Yu Hung Huang, Gregory T. Zugates, Weidan Peng, David Holtz, Charles Dunton, Jordan J. Green, Naushad Hossain, Michael R. Chernick, Robert F. Padera, Robert Langer, Daniel G. Anderson, Janet A. Sawicki

Research output: Contribution to journalArticlepeer-review

77 Scopus citations

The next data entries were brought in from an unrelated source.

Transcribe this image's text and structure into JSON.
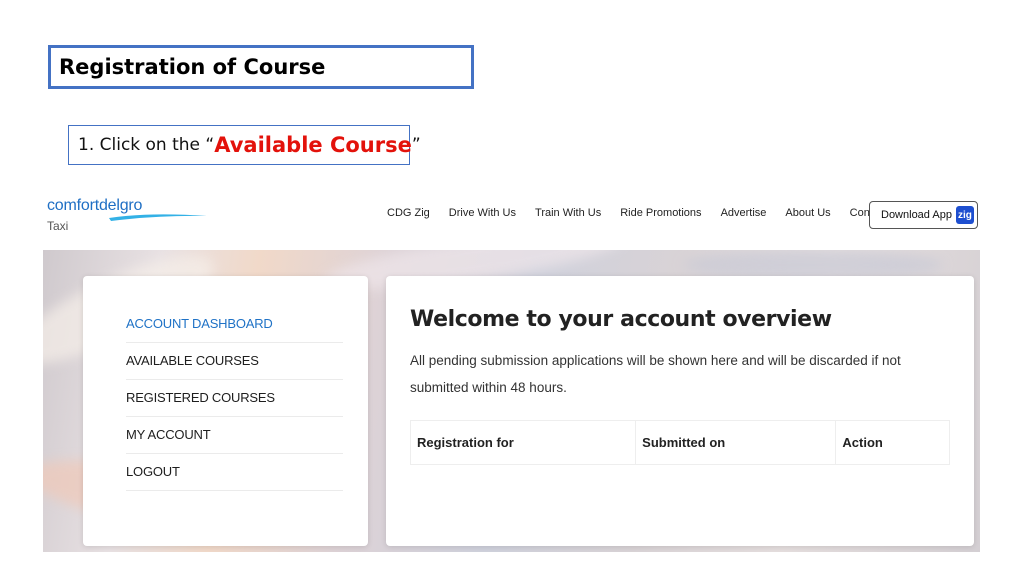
{
  "slide": {
    "title": "Registration of Course",
    "instruction": {
      "prefix": "1. Click on the “",
      "highlight": "Available Course",
      "suffix": "”",
      "highlight_color": "#e3120b"
    }
  },
  "site": {
    "logo": {
      "name": "comfortdelgro",
      "sub": "Taxi",
      "color": "#1f6fc4"
    },
    "nav": [
      {
        "label": "CDG Zig"
      },
      {
        "label": "Drive With Us"
      },
      {
        "label": "Train With Us"
      },
      {
        "label": "Ride Promotions"
      },
      {
        "label": "Advertise"
      },
      {
        "label": "About Us"
      },
      {
        "label": "Contact"
      }
    ],
    "download": {
      "label": "Download App",
      "badge": "zig",
      "badge_color": "#1e4fd0"
    }
  },
  "sidebar": {
    "active_color": "#1f72c6",
    "items": [
      {
        "label": "ACCOUNT DASHBOARD",
        "active": true
      },
      {
        "label": "AVAILABLE COURSES",
        "active": false
      },
      {
        "label": "REGISTERED COURSES",
        "active": false
      },
      {
        "label": "MY ACCOUNT",
        "active": false
      },
      {
        "label": "LOGOUT",
        "active": false
      }
    ]
  },
  "main": {
    "title": "Welcome to your account overview",
    "description": "All pending submission applications will be shown here and will be discarded if not submitted within 48 hours.",
    "table": {
      "headers": [
        "Registration for",
        "Submitted on",
        "Action"
      ]
    }
  }
}
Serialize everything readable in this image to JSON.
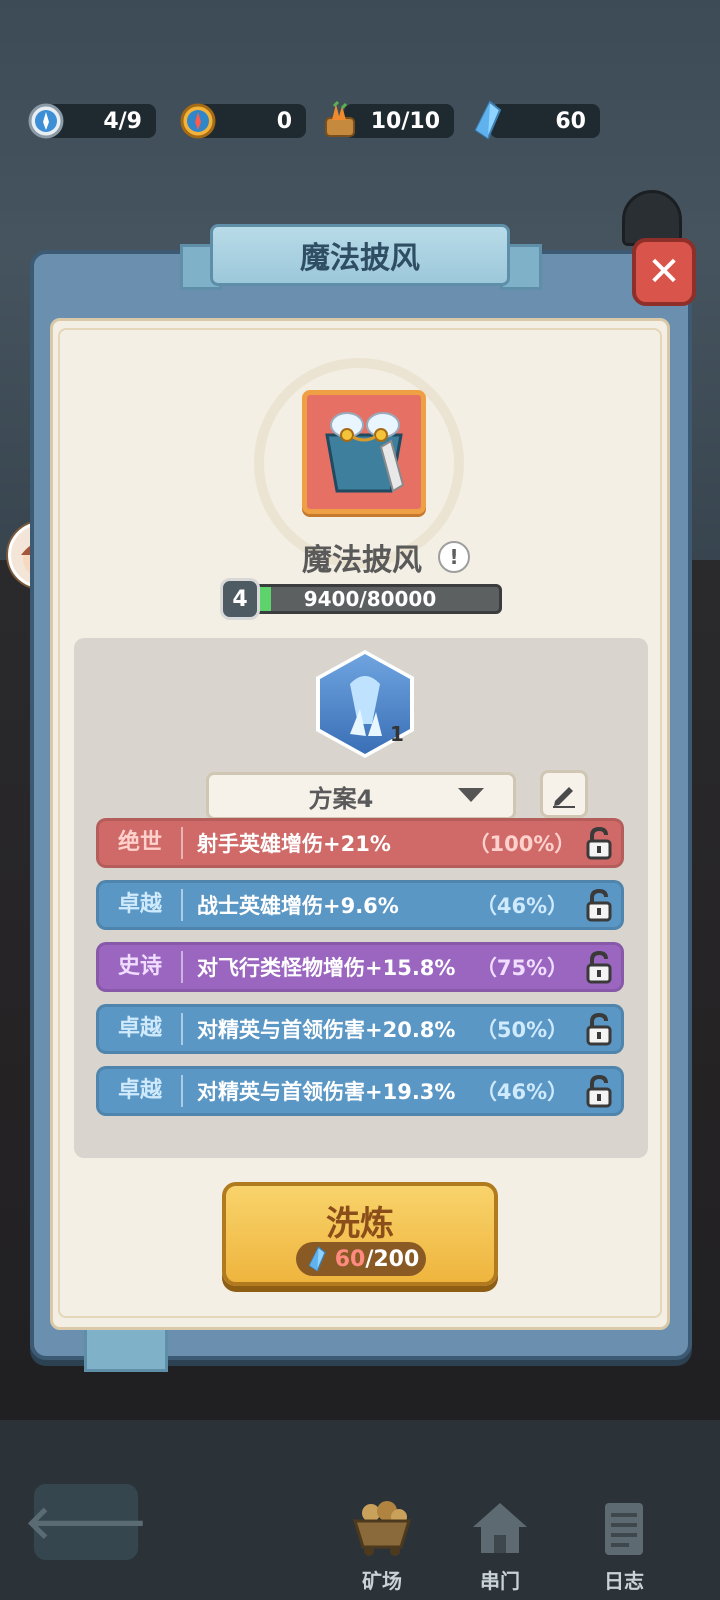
{
  "resources": [
    {
      "icon": "compass-blue-icon",
      "value": "4/9"
    },
    {
      "icon": "compass-gold-icon",
      "value": "0"
    },
    {
      "icon": "carrot-basket-icon",
      "value": "10/10"
    },
    {
      "icon": "crystal-icon",
      "value": "60"
    }
  ],
  "panel": {
    "title": "魔法披风",
    "item_name": "魔法披风",
    "level": "4",
    "xp_text": "9400/80000",
    "xp_progress": 0.1175,
    "skill_count": "1",
    "plan_label": "方案4",
    "stats": [
      {
        "tier": "绝世",
        "text": "射手英雄增伤+21%",
        "pct": "（100%）",
        "color": "#cf6a68",
        "tier_color": "#ffd1cc",
        "pct_color": "#ffd1cc"
      },
      {
        "tier": "卓越",
        "text": "战士英雄增伤+9.6%",
        "pct": "（46%）",
        "color": "#5b97c4",
        "tier_color": "#cfeafd",
        "pct_color": "#cfeafd"
      },
      {
        "tier": "史诗",
        "text": "对飞行类怪物增伤+15.8%",
        "pct": "（75%）",
        "color": "#9a66c0",
        "tier_color": "#f0ddff",
        "pct_color": "#f0ddff"
      },
      {
        "tier": "卓越",
        "text": "对精英与首领伤害+20.8%",
        "pct": "（50%）",
        "color": "#5b97c4",
        "tier_color": "#cfeafd",
        "pct_color": "#cfeafd"
      },
      {
        "tier": "卓越",
        "text": "对精英与首领伤害+19.3%",
        "pct": "（46%）",
        "color": "#5b97c4",
        "tier_color": "#cfeafd",
        "pct_color": "#cfeafd"
      }
    ],
    "wash": {
      "label": "洗炼",
      "cost_current": "60",
      "cost_sep": "/",
      "cost_max": "200"
    }
  },
  "nav": {
    "back_icon": "arrow-left-icon",
    "items": [
      {
        "label": "矿场",
        "icon": "mine-cart-icon"
      },
      {
        "label": "串门",
        "icon": "house-icon"
      },
      {
        "label": "日志",
        "icon": "log-icon"
      }
    ]
  }
}
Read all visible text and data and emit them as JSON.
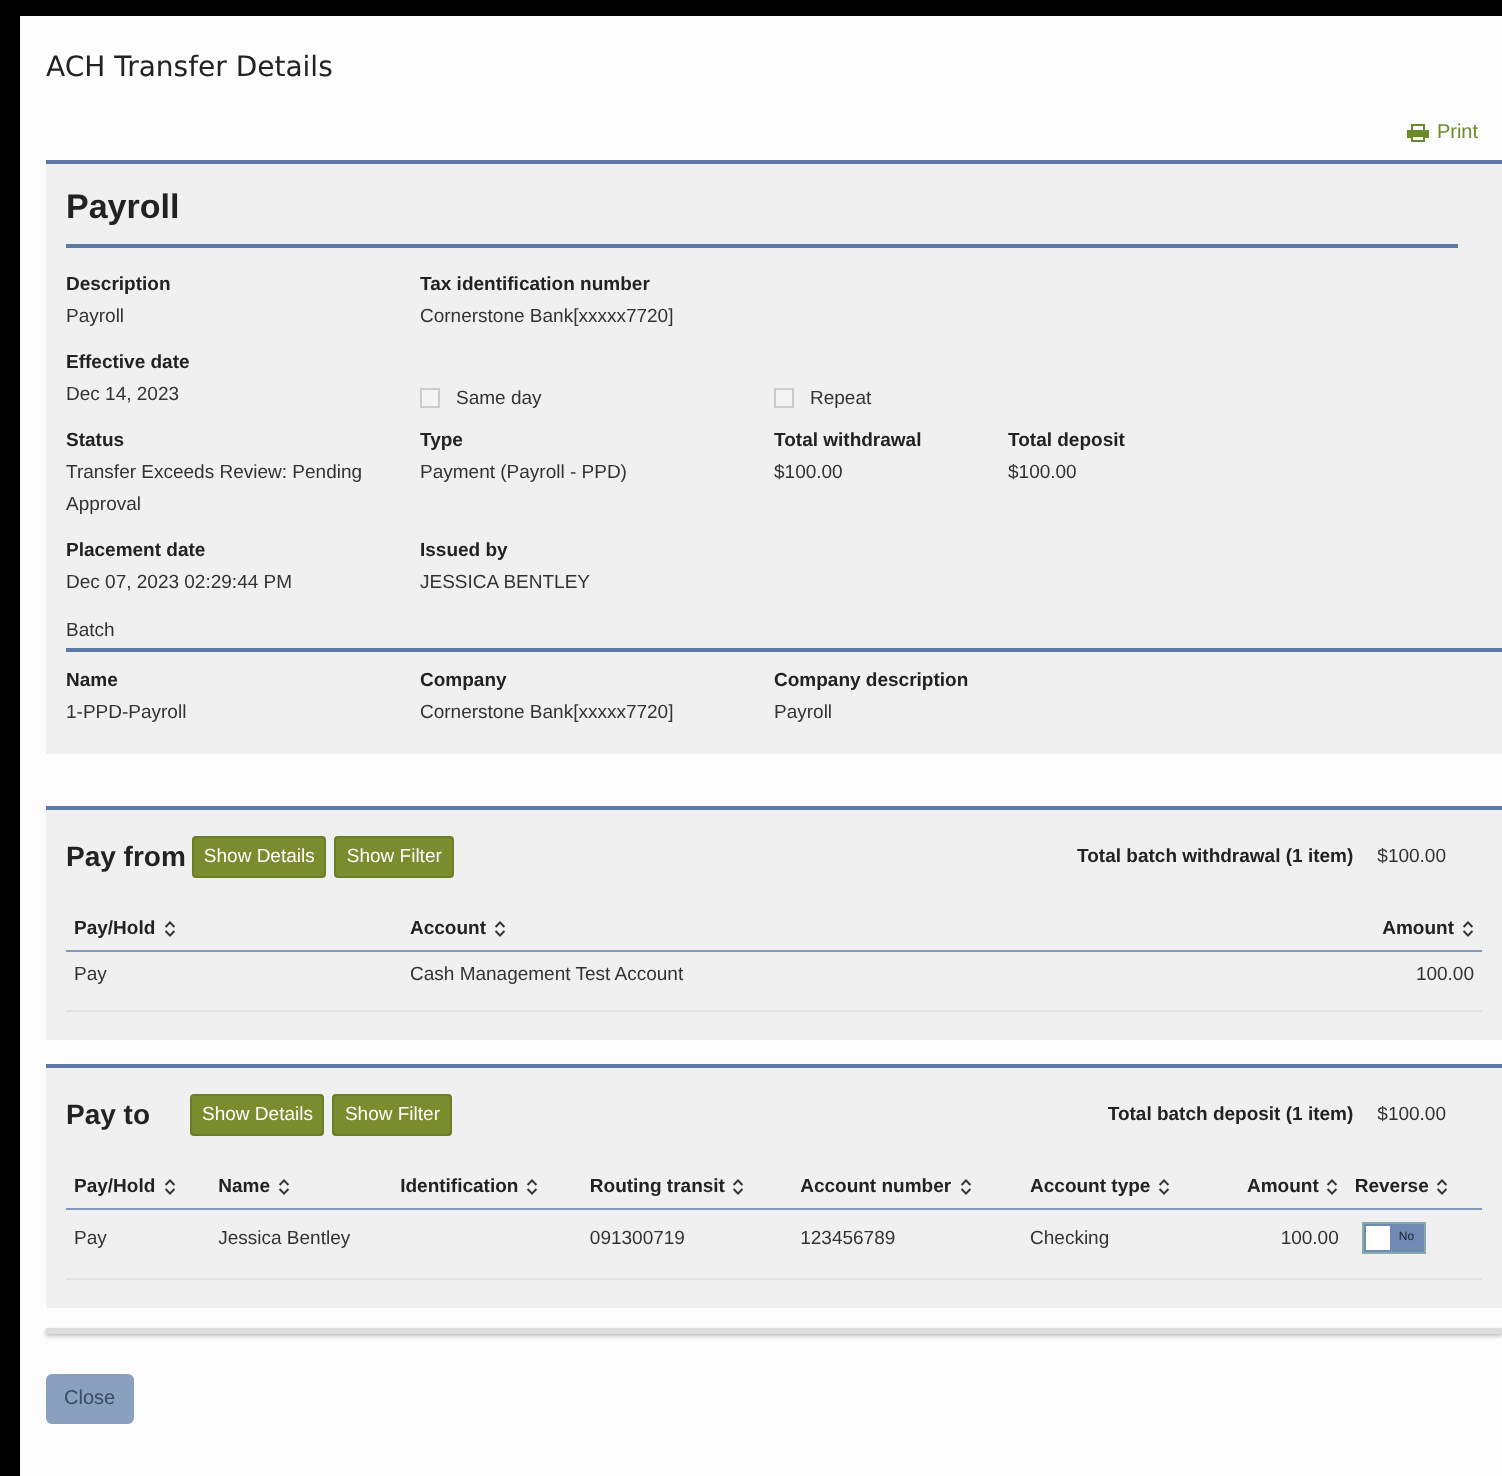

There is currently no effective therapy for patients with advanced ovarian cancer. To address the need for a more effective treatment for this deadly disease, we conducted preclinical tests in ovarian tumor-bearing mice to evaluate the therapeutic efficacy of using a cationic biodegradable poly(β-amino ester) polymer as a vector for nanoparticulate delivery of DNA encoding a diphtheria toxin suicide protein (DT-A). The promoter sequences of two genes that are highly active in ovarian tumor cells, MSLN and HE4, were used to target DT-A expression to tumor cells. Administration of DT-A nanoparticles directly to s.c. xenograft tumors and to the peritoneal cavity of mice bearing primary and metastatic ovarian tumors resulted in a significant reduction in tumor mass and a prolonged life span compared to control mice. Minimal nonspecific tissue and blood chemistry toxicity was observed following extended treatment with nanoparticles. DT-A nanoparticle therapy suppressed tumor growth more effectively than treatment with clinically relevant doses of cisplatin and paclitaxel. Our findings suggest that i.p. administration of polymeric nanoparticles to deliver DT-A encoding DNA, combined with transcriptional regulation to target gene expression to ovarian tumor cells, holds promise as an effective therapy for advanced-stage ovarian cancer.

Original languageEnglish (US)
Pages (from-to)6184-6191
Number of pages8
JournalCancer Research
Issue number15
StatePublished - Aug 1 2009
Externally publishedYes

ASJC Scopus subject areas

  • Oncology
  • Cancer Research


Dive into the research topics of 'Nanoparticle-delivered suicide gene therapy effectively reduces ovarian tumor burden in mice'. Together they form a unique fingerprint.

Cite this